**Task details**
Could you copy the data that follows exactly as written, but drop the pictures?

**Data for this exercise**

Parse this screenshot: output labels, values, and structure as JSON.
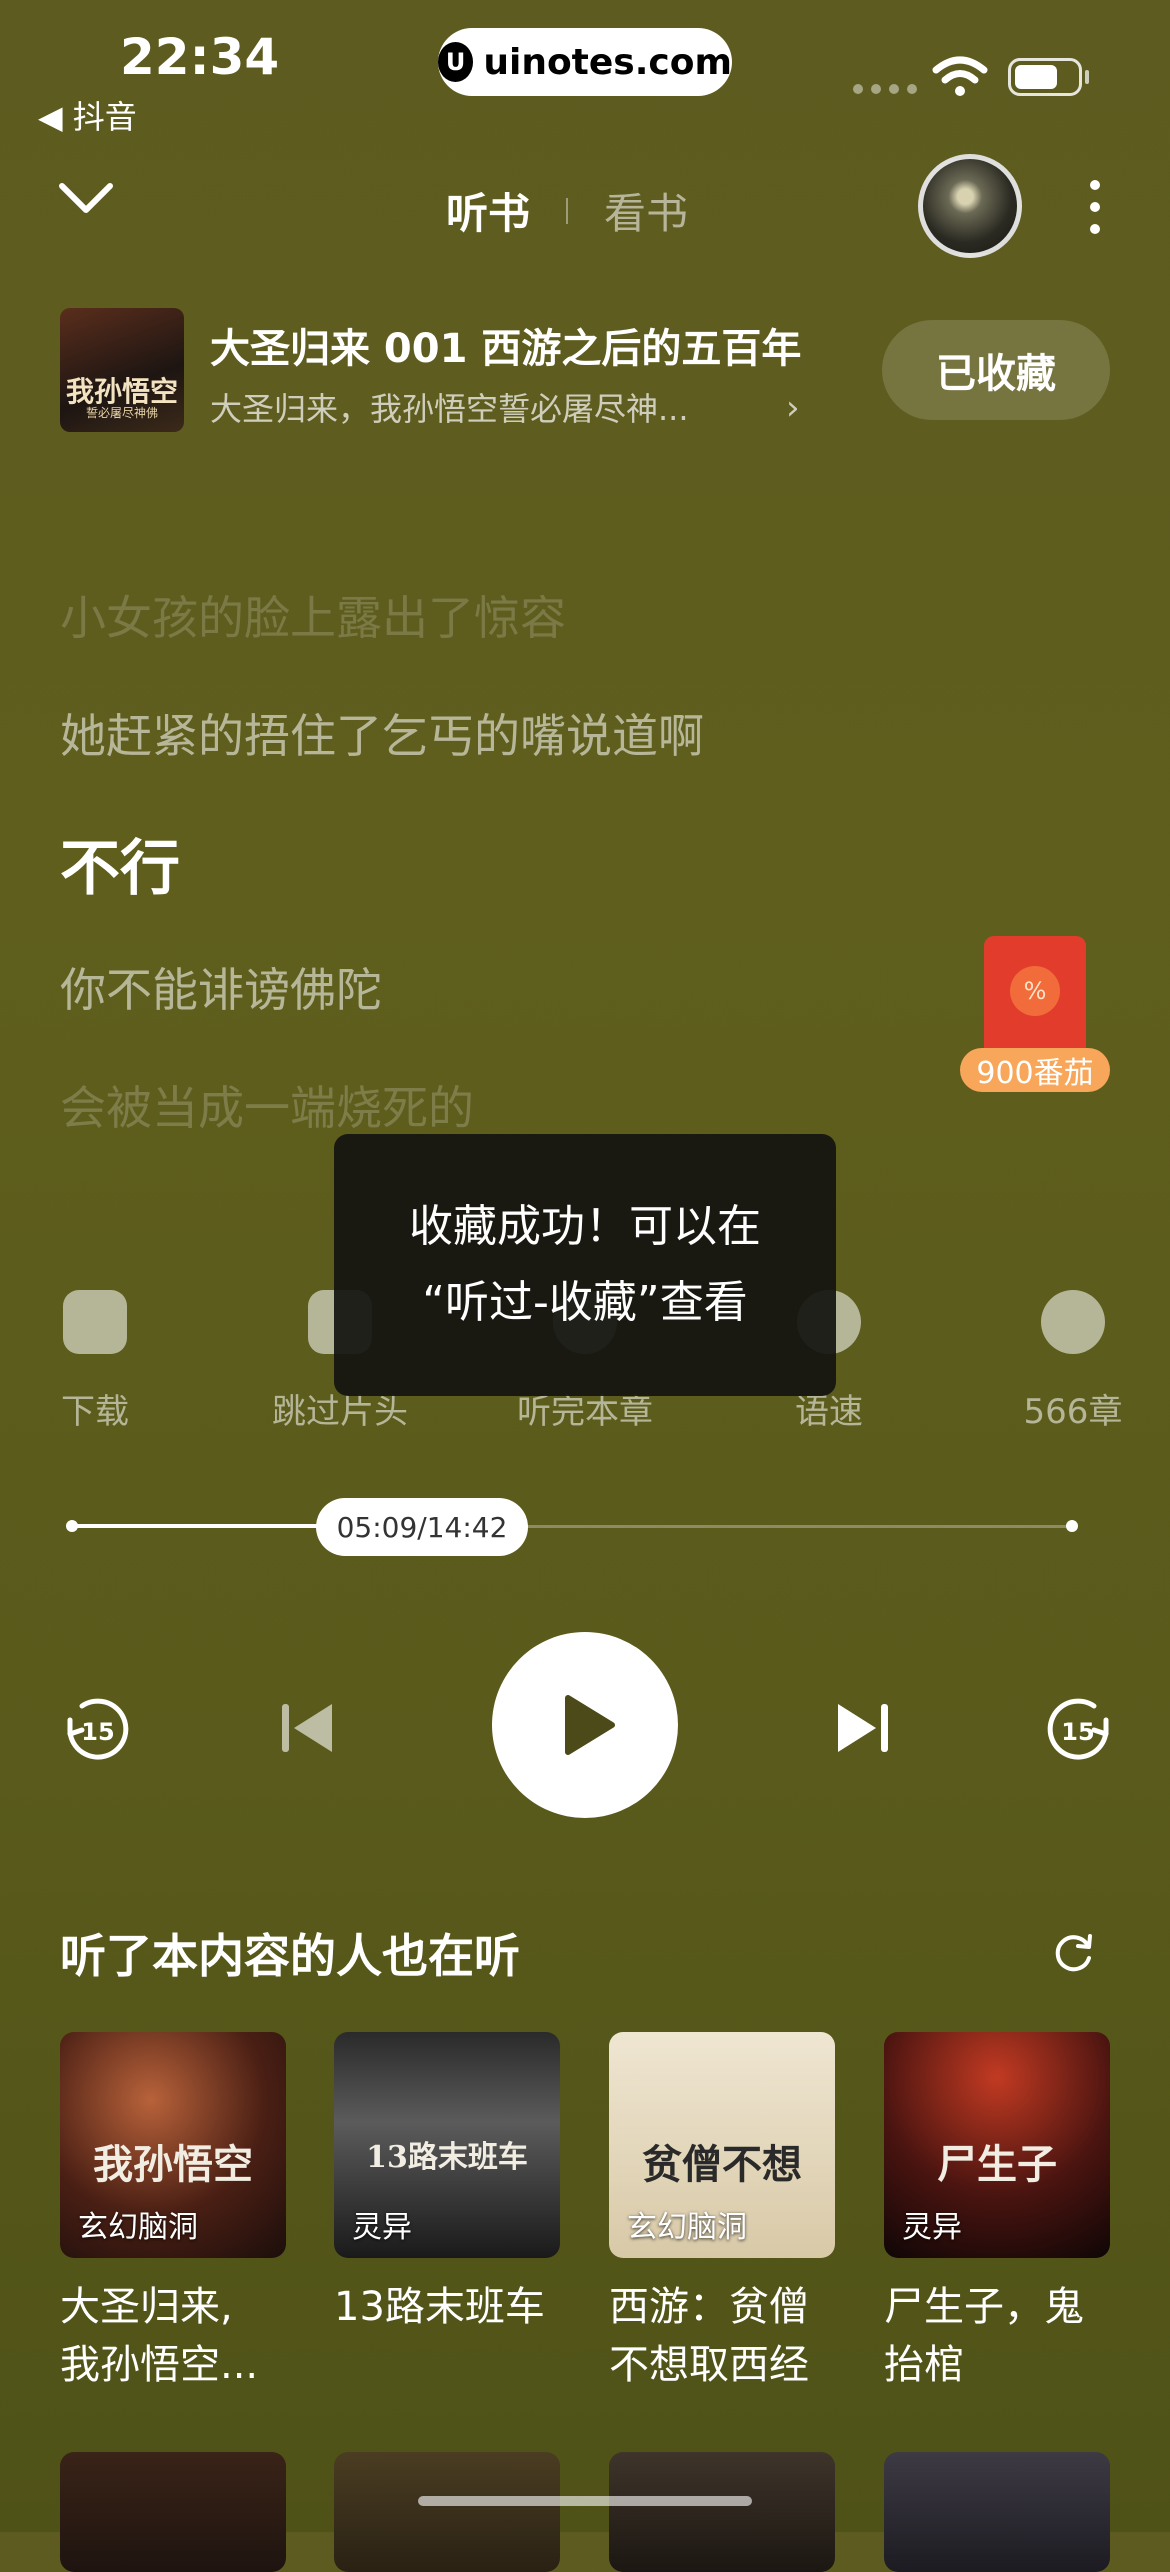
{
  "status_bar": {
    "time": "22:34",
    "back_app": "◀ 抖音",
    "url": "uinotes.com",
    "url_logo": "U"
  },
  "top_bar": {
    "tab_listen": "听书",
    "tab_read": "看书",
    "active_tab": "听书"
  },
  "book": {
    "cover_title": "我孙悟空",
    "cover_subtitle": "誓必屠尽神佛",
    "episode_title": "大圣归来 001 西游之后的五百年",
    "description": "大圣归来，我孙悟空誓必屠尽神...",
    "chevron": "›",
    "collect_label": "已收藏"
  },
  "lyrics": [
    "小女孩的脸上露出了惊容",
    "她赶紧的捂住了乞丐的嘴说道啊",
    "不行",
    "你不能诽谤佛陀",
    "会被当成一端烧死的"
  ],
  "reward": {
    "label": "900番茄",
    "coin_glyph": "%"
  },
  "tools": {
    "download": "下载",
    "skip_intro": "跳过片头",
    "finish_chapter": "听完本章",
    "speed": "语速",
    "chapters": "566章"
  },
  "toast": {
    "line1": "收藏成功！可以在",
    "line2": "“听过-收藏”查看"
  },
  "player": {
    "time_display": "05:09/14:42",
    "played_fraction": 0.351,
    "rewind_label": "15",
    "forward_label": "15"
  },
  "recommend": {
    "title": "听了本内容的人也在听",
    "items": [
      {
        "cover_text": "我孙悟空",
        "tag": "玄幻脑洞",
        "name_line1": "大圣归来,",
        "name_line2": "我孙悟空..."
      },
      {
        "cover_text": "13路末班车",
        "tag": "灵异",
        "name_line1": "13路末班车",
        "name_line2": ""
      },
      {
        "cover_text": "贫僧不想",
        "tag": "玄幻脑洞",
        "name_line1": "西游：贫僧",
        "name_line2": "不想取西经"
      },
      {
        "cover_text": "尸生子",
        "tag": "灵异",
        "name_line1": "尸生子，鬼",
        "name_line2": "抬棺"
      }
    ]
  },
  "colors": {
    "background": "#5d5b1f",
    "red_packet": "#e23d2c",
    "reward_label": "#f7a65a"
  },
  "icons": [
    "chevron-down-icon",
    "more-icon",
    "download-icon",
    "skip-icon",
    "timer-icon",
    "speed-icon",
    "chapters-icon",
    "rewind-15-icon",
    "previous-icon",
    "play-icon",
    "next-icon",
    "forward-15-icon",
    "refresh-icon",
    "wifi-icon",
    "battery-icon"
  ]
}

**The answer**
Parse this screenshot: output labels, values, and structure as JSON.
{
  "status_bar": {
    "time": "22:34",
    "back_app": "◀ 抖音",
    "url": "uinotes.com",
    "url_logo": "U"
  },
  "top_bar": {
    "tab_listen": "听书",
    "tab_read": "看书",
    "active_tab": "听书"
  },
  "book": {
    "cover_title": "我孙悟空",
    "cover_subtitle": "誓必屠尽神佛",
    "episode_title": "大圣归来 001 西游之后的五百年",
    "description": "大圣归来，我孙悟空誓必屠尽神...",
    "chevron": "›",
    "collect_label": "已收藏"
  },
  "lyrics": [
    "小女孩的脸上露出了惊容",
    "她赶紧的捂住了乞丐的嘴说道啊",
    "不行",
    "你不能诽谤佛陀",
    "会被当成一端烧死的"
  ],
  "reward": {
    "label": "900番茄",
    "coin_glyph": "%"
  },
  "tools": {
    "download": "下载",
    "skip_intro": "跳过片头",
    "finish_chapter": "听完本章",
    "speed": "语速",
    "chapters": "566章"
  },
  "toast": {
    "line1": "收藏成功！可以在",
    "line2": "“听过-收藏”查看"
  },
  "player": {
    "time_display": "05:09/14:42",
    "played_fraction": 0.351,
    "rewind_label": "15",
    "forward_label": "15"
  },
  "recommend": {
    "title": "听了本内容的人也在听",
    "items": [
      {
        "cover_text": "我孙悟空",
        "tag": "玄幻脑洞",
        "name_line1": "大圣归来,",
        "name_line2": "我孙悟空..."
      },
      {
        "cover_text": "13路末班车",
        "tag": "灵异",
        "name_line1": "13路末班车",
        "name_line2": ""
      },
      {
        "cover_text": "贫僧不想",
        "tag": "玄幻脑洞",
        "name_line1": "西游：贫僧",
        "name_line2": "不想取西经"
      },
      {
        "cover_text": "尸生子",
        "tag": "灵异",
        "name_line1": "尸生子，鬼",
        "name_line2": "抬棺"
      }
    ]
  },
  "colors": {
    "background": "#5d5b1f",
    "red_packet": "#e23d2c",
    "reward_label": "#f7a65a"
  },
  "icons": [
    "chevron-down-icon",
    "more-icon",
    "download-icon",
    "skip-icon",
    "timer-icon",
    "speed-icon",
    "chapters-icon",
    "rewind-15-icon",
    "previous-icon",
    "play-icon",
    "next-icon",
    "forward-15-icon",
    "refresh-icon",
    "wifi-icon",
    "battery-icon"
  ]
}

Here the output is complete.